“I hate my job, but I can't give it up because I need the money” is one of the most common complaints in modern society. Whether you don't get paid what you think you deserve, your boss is awful, you don't like what you do, or you just get bored, the truth is that hating your job can affect your physical and mental health. If we then consider that we spend almost a third of our life working ?!
A survey conducted in the United States revealed that 63% of people think they do a poor job and 32% admit that they hate their job because they find it horrible. There are many reasons that lead us to hate our job, some of the most common are:
• Low pay or no bonuses
• An unbearable superior
• A toxic work environment
• Poor communication in the workplace
• Long or stressful commutes to work every day
• A boring job made of monotonous activity
• An inappropriate time that does not fit our lifestyle
• A very demanding job with little recognition
Interestingly, the same survey showed a correlation between health status and job satisfaction level, revealing that people who hate their job and feel uncomfortable also tend to have more health problems.
If the phrase "I hate my job" has become a personal mantra that you repeat over and over, now is the time to do something. In this regard, you have two options: change your mindset or change your circumstances.
It is important to start with the fact that most of the definitions of "work" we have developed include the notion of obligation or duty. This leads us to see the work from a negative point of view because we perceive it as something unwanted and imposed. And the more this concept is ingrained in our mind, the more likely we are to hate our work.
This negative association is not modern but has ancient origins. The word "work" derives from the Latin labor, which means fatigue, effort, pain, labor. In the French and Spanish languages travail and trabajo are used respectively, both deriving from the Latin tripalium which was a tool similar to a three-pointed stump or foot that was used to hold horses or oxen and to shoe them. It was also used as an instrument of torture to punish slaves or prisoners, so tripalium also has to do with torture or torment. Of course, with these associations in mind, it's hard to enjoy our work.
Free time, on the other hand, is the antithesis of work and we associate it with freedom. In fact, a very interesting study conducted at the University of Freiburg revealed that although many people find their free time less exciting than work, they still find it more enjoyable, regardless of the level of stress they may experience at work.
One strategy for developing a more positive outlook on work comes from philosopher Alan Watts, who said, “This is the real secret of life: to be fully involved in what you do here and now. And instead of calling it work, realize it's a game ”. It is therefore a question of finding the positive and playful part of the work.

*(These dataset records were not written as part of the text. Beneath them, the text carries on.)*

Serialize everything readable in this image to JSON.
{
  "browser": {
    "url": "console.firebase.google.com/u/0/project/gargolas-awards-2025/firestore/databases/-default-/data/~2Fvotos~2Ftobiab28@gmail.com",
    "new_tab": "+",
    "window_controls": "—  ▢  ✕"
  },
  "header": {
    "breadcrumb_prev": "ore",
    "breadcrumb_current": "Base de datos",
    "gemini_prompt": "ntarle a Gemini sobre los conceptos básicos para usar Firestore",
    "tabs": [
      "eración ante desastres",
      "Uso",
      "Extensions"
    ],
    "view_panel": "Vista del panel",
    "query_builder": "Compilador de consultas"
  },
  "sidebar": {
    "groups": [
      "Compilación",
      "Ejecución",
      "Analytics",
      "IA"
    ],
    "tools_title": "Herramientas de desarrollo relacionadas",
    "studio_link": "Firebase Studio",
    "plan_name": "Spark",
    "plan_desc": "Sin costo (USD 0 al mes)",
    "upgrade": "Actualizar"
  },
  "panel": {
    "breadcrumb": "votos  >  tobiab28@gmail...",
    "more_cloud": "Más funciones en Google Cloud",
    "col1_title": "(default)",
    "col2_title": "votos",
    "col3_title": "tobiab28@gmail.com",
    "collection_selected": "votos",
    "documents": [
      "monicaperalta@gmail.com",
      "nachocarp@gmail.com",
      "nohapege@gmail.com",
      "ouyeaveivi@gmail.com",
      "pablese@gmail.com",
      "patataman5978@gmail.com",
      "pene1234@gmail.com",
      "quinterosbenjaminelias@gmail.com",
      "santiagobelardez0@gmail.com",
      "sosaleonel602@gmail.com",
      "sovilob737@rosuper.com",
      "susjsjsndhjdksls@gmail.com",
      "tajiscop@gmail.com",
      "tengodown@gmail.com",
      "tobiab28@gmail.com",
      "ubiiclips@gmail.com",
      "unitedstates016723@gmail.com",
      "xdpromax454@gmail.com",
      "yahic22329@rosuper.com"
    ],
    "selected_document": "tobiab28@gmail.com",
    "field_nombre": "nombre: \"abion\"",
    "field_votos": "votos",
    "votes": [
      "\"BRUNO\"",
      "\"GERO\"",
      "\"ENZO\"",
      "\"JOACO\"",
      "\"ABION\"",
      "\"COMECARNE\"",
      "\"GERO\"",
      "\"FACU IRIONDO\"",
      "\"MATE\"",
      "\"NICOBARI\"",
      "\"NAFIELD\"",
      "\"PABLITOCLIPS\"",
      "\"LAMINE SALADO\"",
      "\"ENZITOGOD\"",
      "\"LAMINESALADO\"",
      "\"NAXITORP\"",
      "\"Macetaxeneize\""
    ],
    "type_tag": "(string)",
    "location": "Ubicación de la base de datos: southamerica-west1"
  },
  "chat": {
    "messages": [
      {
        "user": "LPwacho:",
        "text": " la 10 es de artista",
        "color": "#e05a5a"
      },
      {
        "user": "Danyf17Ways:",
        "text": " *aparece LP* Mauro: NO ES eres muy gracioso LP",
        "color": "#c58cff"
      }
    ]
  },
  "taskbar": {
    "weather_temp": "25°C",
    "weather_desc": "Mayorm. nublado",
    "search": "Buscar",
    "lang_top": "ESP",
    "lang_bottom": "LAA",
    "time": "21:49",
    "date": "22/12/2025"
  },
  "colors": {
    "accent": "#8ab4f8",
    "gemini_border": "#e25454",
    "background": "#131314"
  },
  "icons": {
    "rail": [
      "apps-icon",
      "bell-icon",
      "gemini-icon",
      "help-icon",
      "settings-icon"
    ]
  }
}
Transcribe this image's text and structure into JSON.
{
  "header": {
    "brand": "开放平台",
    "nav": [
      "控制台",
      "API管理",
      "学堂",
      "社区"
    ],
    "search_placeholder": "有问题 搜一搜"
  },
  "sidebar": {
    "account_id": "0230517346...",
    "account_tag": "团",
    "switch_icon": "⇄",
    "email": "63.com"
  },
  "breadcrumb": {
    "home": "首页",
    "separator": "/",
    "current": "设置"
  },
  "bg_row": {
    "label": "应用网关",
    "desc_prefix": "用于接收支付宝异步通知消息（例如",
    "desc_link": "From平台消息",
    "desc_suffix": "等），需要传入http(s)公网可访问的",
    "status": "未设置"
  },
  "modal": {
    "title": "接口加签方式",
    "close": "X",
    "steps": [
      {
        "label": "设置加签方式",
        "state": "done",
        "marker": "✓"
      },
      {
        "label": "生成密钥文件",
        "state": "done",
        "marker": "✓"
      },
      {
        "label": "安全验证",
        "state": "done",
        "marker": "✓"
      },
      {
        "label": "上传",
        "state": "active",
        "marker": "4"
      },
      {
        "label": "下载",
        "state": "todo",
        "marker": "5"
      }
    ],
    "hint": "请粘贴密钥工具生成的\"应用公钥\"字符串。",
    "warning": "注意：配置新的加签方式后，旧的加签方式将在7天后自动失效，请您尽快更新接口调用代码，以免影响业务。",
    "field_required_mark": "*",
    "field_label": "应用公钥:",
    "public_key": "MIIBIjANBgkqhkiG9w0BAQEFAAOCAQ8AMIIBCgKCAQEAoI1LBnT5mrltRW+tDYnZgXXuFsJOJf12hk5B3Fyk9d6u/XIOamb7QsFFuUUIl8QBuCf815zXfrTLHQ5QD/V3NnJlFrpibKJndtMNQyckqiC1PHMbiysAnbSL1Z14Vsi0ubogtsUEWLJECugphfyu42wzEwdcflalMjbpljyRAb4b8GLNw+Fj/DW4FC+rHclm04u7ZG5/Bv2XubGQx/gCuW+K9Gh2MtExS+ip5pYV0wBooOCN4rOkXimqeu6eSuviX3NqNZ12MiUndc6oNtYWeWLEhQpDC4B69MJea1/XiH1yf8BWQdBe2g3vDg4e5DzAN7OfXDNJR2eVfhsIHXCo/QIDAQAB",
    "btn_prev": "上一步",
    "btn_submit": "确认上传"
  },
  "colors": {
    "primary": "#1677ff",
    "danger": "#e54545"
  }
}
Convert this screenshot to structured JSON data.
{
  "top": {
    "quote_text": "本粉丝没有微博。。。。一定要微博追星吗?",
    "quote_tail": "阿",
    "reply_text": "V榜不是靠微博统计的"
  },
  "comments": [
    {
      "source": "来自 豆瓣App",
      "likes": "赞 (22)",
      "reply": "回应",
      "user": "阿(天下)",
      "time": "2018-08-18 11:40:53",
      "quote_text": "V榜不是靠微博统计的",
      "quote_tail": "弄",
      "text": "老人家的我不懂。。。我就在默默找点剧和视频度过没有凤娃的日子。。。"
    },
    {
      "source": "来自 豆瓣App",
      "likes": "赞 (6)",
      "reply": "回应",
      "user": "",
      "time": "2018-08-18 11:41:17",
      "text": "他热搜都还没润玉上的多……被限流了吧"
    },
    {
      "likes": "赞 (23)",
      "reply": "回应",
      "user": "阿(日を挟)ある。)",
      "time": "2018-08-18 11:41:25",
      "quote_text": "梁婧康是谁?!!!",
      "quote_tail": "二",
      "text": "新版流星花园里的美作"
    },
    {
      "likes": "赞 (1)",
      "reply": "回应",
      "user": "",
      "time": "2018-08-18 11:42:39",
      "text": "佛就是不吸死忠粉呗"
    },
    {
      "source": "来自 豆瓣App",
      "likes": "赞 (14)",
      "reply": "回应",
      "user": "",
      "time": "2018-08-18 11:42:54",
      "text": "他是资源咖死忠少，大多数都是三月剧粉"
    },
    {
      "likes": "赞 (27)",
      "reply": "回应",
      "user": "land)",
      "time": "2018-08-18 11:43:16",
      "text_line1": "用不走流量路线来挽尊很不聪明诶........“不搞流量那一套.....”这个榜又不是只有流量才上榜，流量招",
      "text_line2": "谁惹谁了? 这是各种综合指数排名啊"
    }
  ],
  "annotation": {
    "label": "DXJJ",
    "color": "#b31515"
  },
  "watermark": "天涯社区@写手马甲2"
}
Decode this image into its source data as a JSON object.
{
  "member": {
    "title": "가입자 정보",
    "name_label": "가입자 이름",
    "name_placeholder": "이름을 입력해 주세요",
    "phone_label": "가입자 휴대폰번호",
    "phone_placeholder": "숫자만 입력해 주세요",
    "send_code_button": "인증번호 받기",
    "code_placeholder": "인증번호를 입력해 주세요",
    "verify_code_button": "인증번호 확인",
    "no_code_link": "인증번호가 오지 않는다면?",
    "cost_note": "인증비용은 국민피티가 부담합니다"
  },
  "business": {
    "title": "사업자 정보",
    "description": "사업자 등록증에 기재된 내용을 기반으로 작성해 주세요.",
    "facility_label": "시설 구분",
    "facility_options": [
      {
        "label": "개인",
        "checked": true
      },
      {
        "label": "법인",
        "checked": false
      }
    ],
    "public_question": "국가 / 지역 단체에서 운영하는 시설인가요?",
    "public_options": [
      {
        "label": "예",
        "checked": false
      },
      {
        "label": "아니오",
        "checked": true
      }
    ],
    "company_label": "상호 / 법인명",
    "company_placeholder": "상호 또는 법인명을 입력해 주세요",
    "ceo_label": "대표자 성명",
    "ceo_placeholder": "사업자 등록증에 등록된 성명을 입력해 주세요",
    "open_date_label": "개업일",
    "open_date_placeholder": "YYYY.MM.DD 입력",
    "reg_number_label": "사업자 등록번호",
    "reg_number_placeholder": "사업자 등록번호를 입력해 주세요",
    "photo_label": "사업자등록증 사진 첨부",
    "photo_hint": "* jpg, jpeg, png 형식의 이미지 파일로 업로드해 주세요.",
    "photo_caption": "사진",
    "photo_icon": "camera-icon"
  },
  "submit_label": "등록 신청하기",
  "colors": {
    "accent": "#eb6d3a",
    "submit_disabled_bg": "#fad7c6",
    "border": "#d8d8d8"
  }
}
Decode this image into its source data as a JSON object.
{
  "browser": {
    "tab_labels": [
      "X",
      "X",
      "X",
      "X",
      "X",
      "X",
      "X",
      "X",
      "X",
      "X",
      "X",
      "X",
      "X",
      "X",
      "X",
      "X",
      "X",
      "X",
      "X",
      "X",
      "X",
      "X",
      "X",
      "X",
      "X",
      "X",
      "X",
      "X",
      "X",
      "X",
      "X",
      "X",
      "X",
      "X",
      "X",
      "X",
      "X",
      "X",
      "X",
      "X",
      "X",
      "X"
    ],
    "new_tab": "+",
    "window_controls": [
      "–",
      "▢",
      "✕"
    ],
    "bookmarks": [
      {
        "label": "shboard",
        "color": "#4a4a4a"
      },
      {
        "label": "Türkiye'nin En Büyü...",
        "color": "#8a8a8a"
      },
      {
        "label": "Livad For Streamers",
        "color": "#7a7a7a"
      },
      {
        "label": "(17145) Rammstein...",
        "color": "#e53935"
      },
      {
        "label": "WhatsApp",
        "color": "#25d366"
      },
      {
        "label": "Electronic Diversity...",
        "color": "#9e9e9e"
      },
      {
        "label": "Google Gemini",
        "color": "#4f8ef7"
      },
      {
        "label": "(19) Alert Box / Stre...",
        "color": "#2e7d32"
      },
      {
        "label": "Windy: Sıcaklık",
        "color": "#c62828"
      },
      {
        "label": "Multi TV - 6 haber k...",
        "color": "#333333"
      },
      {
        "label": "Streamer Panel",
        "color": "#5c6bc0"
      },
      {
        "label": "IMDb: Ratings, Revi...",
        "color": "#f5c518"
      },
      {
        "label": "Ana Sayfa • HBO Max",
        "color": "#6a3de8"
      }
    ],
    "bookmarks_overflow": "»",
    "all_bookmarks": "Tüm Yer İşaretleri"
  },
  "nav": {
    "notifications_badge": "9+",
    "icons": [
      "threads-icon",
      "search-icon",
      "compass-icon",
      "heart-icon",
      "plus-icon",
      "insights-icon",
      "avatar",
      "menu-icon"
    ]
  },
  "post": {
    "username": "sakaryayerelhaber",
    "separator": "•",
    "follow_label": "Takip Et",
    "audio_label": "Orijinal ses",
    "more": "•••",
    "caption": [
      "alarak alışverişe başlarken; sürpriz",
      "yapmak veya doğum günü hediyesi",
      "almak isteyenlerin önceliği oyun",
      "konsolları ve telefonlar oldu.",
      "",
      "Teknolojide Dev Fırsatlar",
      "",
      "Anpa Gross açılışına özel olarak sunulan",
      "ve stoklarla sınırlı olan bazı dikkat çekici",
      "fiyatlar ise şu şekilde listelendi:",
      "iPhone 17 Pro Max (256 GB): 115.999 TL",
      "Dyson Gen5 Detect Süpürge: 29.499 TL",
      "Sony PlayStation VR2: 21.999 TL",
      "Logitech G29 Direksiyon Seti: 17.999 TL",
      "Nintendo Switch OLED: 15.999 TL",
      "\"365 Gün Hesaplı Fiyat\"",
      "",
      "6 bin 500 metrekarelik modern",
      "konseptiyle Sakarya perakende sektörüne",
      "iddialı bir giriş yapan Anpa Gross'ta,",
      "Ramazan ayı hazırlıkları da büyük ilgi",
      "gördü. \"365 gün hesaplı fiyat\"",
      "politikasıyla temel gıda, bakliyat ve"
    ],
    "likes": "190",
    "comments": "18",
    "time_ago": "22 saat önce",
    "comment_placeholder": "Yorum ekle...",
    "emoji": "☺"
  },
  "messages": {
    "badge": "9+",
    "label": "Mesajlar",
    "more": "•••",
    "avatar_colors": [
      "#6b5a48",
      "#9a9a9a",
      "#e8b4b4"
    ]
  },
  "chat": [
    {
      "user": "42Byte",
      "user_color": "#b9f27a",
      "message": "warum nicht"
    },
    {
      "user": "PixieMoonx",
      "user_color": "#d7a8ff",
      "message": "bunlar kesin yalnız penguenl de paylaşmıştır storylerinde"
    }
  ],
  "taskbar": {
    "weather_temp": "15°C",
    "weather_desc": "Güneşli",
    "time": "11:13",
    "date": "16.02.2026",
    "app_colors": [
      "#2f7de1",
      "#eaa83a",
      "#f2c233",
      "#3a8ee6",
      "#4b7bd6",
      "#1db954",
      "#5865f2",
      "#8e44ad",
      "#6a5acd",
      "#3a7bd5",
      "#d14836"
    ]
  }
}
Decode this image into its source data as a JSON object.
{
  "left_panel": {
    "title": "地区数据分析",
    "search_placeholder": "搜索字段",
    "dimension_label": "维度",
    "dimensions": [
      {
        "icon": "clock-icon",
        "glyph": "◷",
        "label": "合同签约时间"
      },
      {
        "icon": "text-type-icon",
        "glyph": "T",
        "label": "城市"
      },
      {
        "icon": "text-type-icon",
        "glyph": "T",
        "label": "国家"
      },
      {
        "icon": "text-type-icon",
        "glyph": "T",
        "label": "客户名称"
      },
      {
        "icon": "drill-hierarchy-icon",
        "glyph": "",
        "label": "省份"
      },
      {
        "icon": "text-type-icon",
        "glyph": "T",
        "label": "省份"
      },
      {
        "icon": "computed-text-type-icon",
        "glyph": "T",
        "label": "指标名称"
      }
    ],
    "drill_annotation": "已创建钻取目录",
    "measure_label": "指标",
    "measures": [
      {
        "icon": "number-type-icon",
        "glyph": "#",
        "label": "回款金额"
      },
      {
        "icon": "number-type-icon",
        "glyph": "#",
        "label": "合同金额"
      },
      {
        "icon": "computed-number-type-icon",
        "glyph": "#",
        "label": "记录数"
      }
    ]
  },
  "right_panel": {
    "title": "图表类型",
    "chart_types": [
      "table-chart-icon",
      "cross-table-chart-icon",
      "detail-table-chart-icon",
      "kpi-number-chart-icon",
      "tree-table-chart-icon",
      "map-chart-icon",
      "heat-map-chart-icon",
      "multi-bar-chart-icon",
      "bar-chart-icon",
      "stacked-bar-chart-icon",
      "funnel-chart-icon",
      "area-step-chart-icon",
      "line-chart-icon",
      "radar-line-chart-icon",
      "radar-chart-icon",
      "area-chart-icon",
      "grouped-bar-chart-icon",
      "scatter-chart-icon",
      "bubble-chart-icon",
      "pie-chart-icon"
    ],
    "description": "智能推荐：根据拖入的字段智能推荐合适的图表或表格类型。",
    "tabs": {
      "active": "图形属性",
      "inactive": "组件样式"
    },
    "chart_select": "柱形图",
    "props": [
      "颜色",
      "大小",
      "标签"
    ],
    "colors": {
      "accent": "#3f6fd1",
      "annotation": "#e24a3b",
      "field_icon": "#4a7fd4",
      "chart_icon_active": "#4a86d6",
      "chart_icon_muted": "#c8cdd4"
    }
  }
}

If you can't find it, you have the option to change the circumstances. You may think, "I hate my job, but I need the money, so I can't give it up." True, but that's only half the story.
Like most situations in life, there are things you can control and others that are beyond your control. You may want to reflect on the things you hate about your job and identify the ones you can change. Maybe you could ask for a raise or change the hours. Or you could get closer to the workplace to avoid traffic. These changes are likely to make you feel better and are enough to keep you in that place a little longer.
However, there are times when the only solution is to quit your job. You probably need to work for a living, like most mortals, but that doesn't mean you're tied to a job you hate. There are three signs that you should be thinking about changing jobs:
1. Exhaustion. You constantly feel out of energy, even after resting. Just thinking about work drains you psychologically and physically.
2. Cynicism or depersonalization. You have reached a point where everything irritates you, both customers and colleagues. You have stopped believing in the importance of what you do.
3. Ineffectiveness. You have become less productive and feel unable to cope with the tasks you previously did with agility.
Remember that we don't necessarily have to do a job that doesn't give us life-long professional or personal satisfaction. If you have decided that this job is not for you, the best thing you can do is establish a medium-term action plan to embark on a career path that is more satisfying for you and truly fulfills you. Getting out of your comfort zone can be scary, but it's even worse to slowly rot in a job you hate.